Diamond-shaped frames are common. They replicate tropical leaves and are entwined into a scroll that is repeated in a trellis or lattice-pattern on the body.

The exotic cotton leaf (lai bai phai thet) is a common tropical plant.

A flame-like leaf pattern (kranok), a symbol of the flame of Buddhism, is at the heart of plant motifs and appears in abundance in many Thai art forms and media.

The beautiful lotus (lai dok bua) (Nelumbo nucifera) flower is an enduring symbol of Buddhism. It emerges from the muddy waters of the river a pristine white symbolizing purity and its seed suggests fertility.

The phikul flower is a small, white bud.

The sugar-cane-eye pattern (lai krajang ta oi) is used for borders.

A twisting stem (lai kan kod) pattern is a combination of leaves and stems.

Mythical Animals and Deities

garudaA Garuda is a mythical creature with a human body and birdlike wings, legs and a thick curved beak with bulging eyes; his lower body is covered with feathers and he has the claws of an eagle.

hanumanHanuman is a mythical monkey from the Ramayana and he is chief of the army of monkeys.

lionA mythical lion (singh)with the wings of a bird, a flowing mane, and a leaf-like tail is a Bencharong motif. A Chinese-style lion is sometimes used as a knob on covers. A Rajasingh is a royal lion.

norasing A Norasingh is a mythical semi-deity who lives in the Himaphan forest that is a combination of a human head, torso, and arms with the hind-quarters of a lion and the tail and hoofs of a deer.

thepanomA Thepanom is a celestial being known in Buddhist cosmology and is usually depicted in a worshipping posture. A typical thepanom on Bencharong is seated and wears a collar and waist band formed from petals, bracelets and armlets made up of bands of small flowers.

thewadaA Thewada (Thevada, Deva), a celestial being who lives in the lower heavens of Buddhist cosmology. He is typically depicted on Bencharong in a seated position with arms outstretched.

Manufacturing Method and Centers of Production

Two glazes and two or three firings were required to make a piece of Bencharong, so it was expensive and complicated to produce. The basic form was a piece of undecorated, white-glazed porcelain that was undoubtedly made at Jingdezhen kilns in southern China.

Next, mineral pigments in a lead base or enamels were applied on to the white-glazed body according to Siamese specifications as to colors, motifs, and arrangement of the pattern. The colors used on Bencharong are similar to those of the Chinese famille verte (green, red, yellow, blue, black, purple, brown, turquoise) and famille rose (pink, blue, violet, black, red, yellow) palettes.

Then, the piece was fired a second time in a muffle kiln (with an inner chamber to protect the enamels) in an oxidizing atmosphere at a low temperature (750-850 degrees centigrade) so that the colors, which were applied over the glaze, would not burn away.

The application of gold, or gilding, required yet a third firing at an even lower temperature.

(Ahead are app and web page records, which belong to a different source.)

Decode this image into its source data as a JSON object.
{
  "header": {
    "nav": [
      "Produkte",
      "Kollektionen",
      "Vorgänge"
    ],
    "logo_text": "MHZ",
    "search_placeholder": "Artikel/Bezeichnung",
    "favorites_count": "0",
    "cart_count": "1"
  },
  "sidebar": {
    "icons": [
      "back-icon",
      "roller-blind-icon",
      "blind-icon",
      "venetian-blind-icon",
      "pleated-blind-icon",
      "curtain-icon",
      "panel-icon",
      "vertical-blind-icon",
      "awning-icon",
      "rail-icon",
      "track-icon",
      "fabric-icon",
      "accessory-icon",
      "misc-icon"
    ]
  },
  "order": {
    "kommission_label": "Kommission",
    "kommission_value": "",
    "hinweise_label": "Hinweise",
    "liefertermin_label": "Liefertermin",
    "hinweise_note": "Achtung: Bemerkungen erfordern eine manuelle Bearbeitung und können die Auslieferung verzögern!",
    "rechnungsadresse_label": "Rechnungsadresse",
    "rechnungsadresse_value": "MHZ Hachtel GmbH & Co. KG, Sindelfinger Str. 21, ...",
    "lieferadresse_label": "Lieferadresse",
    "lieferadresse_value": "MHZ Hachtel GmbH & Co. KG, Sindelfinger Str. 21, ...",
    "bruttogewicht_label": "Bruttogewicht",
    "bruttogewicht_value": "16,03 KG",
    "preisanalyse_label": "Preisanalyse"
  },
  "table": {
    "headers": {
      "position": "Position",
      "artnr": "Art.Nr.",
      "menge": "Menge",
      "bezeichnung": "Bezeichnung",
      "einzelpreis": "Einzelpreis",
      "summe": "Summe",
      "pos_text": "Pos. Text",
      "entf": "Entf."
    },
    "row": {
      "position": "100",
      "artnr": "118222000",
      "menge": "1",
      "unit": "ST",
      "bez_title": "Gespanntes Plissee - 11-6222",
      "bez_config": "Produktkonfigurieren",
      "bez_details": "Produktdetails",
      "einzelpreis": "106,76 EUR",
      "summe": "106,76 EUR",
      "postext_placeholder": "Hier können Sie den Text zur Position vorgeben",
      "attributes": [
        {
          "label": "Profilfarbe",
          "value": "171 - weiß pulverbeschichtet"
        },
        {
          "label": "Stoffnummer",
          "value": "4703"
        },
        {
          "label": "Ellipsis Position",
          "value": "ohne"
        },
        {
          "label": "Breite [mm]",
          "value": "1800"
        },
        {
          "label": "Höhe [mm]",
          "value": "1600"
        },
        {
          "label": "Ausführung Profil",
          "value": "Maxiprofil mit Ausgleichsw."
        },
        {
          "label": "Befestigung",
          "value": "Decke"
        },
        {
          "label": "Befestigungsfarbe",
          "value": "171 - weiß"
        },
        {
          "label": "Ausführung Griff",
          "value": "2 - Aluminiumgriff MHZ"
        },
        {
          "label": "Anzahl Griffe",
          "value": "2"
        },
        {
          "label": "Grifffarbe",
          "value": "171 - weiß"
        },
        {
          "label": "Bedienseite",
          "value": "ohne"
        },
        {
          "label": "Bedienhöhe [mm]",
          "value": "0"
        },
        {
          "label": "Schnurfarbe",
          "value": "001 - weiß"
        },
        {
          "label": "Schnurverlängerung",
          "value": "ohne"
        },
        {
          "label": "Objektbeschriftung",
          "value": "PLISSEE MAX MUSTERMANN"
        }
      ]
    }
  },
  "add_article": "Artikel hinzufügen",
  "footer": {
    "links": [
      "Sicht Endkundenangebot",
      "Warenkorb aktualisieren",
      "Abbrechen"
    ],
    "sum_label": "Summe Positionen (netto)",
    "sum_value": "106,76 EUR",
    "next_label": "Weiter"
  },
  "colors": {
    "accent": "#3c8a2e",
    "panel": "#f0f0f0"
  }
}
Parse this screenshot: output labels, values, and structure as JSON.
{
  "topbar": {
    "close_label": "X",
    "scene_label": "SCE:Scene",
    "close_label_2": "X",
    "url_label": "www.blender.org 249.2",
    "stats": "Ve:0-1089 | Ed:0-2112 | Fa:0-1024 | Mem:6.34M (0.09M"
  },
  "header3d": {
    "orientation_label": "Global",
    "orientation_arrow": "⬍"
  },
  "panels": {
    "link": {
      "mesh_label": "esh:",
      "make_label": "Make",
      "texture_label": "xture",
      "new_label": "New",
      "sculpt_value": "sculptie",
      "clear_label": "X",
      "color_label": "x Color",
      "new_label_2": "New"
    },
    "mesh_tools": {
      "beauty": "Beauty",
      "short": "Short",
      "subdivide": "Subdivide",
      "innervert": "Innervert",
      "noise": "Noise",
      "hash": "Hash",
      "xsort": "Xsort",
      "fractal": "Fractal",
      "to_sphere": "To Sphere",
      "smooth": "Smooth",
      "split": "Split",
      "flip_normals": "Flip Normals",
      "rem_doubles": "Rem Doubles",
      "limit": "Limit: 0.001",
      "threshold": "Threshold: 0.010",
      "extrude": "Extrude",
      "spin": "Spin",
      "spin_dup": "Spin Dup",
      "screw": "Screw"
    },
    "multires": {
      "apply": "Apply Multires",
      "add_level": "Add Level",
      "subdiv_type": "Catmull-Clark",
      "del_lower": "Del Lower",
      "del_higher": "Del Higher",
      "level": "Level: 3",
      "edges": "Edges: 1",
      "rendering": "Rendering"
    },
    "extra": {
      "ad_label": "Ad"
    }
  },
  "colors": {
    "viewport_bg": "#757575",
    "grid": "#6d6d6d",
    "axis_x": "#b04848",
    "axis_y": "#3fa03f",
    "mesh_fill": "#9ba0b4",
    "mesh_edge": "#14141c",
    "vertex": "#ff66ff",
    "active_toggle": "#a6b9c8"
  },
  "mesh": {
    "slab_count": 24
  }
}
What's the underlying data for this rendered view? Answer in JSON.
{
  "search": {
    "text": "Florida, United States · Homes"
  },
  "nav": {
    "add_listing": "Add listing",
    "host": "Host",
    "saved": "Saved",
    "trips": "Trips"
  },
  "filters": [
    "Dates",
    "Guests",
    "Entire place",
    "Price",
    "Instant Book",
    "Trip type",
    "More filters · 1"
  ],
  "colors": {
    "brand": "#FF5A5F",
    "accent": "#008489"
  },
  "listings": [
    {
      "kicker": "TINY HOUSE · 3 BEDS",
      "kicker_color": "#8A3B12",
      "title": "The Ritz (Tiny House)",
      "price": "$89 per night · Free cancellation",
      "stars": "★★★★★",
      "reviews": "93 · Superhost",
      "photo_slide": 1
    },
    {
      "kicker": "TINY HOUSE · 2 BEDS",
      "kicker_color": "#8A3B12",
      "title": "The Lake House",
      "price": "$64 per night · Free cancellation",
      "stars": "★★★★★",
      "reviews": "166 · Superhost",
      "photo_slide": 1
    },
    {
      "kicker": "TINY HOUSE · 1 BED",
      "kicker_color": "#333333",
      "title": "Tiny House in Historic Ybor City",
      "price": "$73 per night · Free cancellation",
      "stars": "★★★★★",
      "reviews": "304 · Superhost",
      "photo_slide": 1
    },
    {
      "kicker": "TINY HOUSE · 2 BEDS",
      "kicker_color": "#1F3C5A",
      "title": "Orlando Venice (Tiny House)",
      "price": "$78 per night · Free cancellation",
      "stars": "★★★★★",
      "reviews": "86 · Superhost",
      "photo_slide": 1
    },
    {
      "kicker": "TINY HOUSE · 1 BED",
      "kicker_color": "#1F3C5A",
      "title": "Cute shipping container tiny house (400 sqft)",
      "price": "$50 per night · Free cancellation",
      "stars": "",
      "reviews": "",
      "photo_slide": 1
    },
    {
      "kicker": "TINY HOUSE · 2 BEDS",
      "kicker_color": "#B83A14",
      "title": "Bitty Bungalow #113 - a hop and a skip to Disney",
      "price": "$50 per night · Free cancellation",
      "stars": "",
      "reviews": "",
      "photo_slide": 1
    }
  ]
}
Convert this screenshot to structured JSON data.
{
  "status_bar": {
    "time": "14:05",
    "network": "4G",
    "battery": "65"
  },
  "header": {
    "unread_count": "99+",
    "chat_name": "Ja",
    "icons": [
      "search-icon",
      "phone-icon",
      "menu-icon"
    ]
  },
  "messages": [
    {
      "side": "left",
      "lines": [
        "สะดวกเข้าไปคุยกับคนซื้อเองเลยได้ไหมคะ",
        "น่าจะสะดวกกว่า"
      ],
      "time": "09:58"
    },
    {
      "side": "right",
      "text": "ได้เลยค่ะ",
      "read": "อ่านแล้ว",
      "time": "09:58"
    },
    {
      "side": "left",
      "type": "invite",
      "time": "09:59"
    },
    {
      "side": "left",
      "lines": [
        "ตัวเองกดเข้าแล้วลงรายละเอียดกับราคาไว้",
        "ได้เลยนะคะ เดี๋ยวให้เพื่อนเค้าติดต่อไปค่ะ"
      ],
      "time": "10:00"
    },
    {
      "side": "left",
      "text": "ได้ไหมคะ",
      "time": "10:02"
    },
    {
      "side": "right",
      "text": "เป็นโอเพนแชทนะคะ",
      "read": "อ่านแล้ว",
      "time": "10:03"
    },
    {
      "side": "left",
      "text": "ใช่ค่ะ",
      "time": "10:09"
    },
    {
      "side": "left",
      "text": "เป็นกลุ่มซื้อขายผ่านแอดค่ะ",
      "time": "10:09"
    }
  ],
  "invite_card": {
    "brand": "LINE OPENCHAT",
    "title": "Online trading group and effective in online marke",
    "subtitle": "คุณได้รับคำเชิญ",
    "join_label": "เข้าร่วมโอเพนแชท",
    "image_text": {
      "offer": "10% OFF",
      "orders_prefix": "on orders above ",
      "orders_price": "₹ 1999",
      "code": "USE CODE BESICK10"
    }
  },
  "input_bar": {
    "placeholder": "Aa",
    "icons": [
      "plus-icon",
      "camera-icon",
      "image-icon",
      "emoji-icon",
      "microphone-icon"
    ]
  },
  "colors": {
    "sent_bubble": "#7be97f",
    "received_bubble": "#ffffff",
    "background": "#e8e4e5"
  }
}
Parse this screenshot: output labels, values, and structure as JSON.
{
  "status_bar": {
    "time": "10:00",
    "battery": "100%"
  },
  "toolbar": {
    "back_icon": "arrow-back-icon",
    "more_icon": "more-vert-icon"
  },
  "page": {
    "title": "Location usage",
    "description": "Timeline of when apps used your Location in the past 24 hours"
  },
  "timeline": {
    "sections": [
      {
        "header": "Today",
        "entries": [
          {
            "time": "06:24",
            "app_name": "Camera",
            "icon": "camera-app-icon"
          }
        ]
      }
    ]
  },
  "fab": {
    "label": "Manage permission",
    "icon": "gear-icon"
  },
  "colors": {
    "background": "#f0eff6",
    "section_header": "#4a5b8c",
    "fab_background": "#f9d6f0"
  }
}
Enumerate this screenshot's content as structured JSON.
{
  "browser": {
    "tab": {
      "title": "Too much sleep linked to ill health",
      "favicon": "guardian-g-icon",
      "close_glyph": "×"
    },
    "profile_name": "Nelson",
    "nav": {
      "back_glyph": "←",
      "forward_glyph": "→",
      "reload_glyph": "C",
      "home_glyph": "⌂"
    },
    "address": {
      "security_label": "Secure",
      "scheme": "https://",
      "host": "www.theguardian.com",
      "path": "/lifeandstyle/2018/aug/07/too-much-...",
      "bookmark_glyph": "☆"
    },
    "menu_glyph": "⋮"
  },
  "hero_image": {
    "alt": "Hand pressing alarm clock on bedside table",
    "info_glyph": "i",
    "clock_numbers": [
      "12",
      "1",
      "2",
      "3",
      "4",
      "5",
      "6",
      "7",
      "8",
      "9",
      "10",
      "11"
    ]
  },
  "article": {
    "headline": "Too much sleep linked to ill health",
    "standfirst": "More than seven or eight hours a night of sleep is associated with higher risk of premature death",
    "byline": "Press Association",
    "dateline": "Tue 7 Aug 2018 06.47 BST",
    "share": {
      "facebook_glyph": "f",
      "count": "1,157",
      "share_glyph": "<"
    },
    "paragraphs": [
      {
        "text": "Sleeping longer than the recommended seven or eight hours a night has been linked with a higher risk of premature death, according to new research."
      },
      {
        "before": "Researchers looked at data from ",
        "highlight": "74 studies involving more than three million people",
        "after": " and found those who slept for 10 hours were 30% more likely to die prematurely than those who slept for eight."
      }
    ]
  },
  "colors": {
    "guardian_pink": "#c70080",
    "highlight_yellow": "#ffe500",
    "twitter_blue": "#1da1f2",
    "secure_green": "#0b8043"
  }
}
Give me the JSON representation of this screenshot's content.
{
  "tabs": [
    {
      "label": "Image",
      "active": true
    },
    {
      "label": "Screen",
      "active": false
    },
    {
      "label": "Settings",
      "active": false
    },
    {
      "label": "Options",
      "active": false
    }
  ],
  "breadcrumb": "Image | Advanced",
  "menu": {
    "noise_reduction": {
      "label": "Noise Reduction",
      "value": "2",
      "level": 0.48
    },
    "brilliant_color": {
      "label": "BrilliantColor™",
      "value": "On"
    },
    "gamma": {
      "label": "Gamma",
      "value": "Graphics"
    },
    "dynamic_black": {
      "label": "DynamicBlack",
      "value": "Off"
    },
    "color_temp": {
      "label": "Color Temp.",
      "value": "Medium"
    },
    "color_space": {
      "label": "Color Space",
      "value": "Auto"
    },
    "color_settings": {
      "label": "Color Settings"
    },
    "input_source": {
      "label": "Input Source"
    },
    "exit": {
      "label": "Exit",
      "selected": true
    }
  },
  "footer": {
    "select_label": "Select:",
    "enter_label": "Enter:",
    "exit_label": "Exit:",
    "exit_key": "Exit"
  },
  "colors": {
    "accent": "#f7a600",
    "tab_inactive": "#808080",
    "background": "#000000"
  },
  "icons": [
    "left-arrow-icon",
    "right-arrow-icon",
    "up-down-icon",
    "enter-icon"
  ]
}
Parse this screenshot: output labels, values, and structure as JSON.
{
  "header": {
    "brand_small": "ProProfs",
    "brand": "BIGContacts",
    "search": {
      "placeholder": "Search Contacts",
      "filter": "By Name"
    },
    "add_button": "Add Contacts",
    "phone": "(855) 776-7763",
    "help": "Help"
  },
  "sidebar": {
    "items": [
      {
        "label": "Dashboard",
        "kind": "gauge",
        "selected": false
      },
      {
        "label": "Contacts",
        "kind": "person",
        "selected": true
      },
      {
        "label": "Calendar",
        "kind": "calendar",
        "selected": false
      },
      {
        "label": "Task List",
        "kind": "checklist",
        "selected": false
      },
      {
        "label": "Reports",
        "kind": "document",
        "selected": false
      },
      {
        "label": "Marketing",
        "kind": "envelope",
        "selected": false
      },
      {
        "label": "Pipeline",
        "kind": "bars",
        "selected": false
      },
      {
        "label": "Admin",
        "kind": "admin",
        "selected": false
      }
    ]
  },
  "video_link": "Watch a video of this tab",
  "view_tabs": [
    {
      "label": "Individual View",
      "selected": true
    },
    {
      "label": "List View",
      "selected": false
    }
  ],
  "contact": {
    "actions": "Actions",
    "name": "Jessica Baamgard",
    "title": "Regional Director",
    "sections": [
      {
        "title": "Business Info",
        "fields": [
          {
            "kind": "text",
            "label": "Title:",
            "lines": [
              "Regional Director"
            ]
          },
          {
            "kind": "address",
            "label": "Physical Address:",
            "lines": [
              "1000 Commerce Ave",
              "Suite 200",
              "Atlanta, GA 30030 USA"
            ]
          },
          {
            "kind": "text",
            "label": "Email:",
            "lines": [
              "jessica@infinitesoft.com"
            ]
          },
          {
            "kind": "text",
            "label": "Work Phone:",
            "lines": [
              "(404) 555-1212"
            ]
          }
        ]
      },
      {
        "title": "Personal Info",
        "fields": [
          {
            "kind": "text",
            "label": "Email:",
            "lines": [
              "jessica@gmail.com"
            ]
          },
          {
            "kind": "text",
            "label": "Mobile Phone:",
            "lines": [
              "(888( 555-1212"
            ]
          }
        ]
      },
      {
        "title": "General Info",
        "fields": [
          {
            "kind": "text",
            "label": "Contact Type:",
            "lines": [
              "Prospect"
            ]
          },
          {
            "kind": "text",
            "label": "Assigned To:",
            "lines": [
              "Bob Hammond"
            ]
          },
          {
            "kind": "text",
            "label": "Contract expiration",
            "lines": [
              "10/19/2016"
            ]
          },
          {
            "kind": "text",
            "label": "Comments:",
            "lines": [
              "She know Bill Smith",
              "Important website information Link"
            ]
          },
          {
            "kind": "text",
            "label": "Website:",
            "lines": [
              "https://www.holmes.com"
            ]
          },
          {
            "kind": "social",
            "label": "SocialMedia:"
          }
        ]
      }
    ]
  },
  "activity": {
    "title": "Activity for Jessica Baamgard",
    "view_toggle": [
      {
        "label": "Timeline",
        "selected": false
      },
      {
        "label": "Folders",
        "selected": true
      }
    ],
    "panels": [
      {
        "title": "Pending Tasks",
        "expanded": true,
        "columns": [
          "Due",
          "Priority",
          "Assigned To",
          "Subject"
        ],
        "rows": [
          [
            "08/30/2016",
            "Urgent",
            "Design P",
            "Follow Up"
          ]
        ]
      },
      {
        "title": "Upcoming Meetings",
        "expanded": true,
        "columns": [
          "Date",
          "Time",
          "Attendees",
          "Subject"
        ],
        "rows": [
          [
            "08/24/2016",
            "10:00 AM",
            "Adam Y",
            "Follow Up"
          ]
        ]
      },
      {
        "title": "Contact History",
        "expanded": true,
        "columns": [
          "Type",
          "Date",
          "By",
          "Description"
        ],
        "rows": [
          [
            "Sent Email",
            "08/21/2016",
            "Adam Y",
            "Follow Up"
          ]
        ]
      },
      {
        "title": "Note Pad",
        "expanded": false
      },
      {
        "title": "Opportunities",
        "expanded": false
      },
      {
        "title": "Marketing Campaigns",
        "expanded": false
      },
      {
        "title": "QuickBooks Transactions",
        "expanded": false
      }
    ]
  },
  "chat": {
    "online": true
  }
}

Sometimes gold is used as a background on Bencharong; other times, it is used to outline or fill in a motif.

The application of the color and patterns was most likely done in Guangzhou (Canton), southern China. There is, however, some evidence of a few pieces being painted with enamels in Bangkok.

Many pieces have a metal band around the rim of the bowl and cover. This was applied in Bangkok when the rims were slightly damaged.


Evidence for dating Bencharong is scarce. Partial inventories of some kings and a few pieces are known in heirloom collections. One fairly certain date is ad 1730 when famille rose was perfected in China, so Bencharong with pink color cannot be earlier. The late 18th to the early 20th century is a reasonable range of dates for the production of Bencharong, the finest pieces being produced during the reign of Rama II (1809-1824). The beginning date for Lai Nam Thong is slightly later than Bencharong.

Further Reading

Warren, William, Jim Thompson, The House on the Klong, text on the art collection by Jean-Michel Beurdeley, photography by Luca Invernizzi Tettoni, Singapore, Archipelago Press, 1999.

Robinson, Natalie V., Sino-Thai Ceramics in the National Museum, Bangkok, Thailand and in Private Collections, Bangkok, The Department of Fine Arts, 1982.

Rooney, Dawn, Betel Chewing Traditions in South-East Asia, Kuala Lumpur, Oxford University Press, 1993.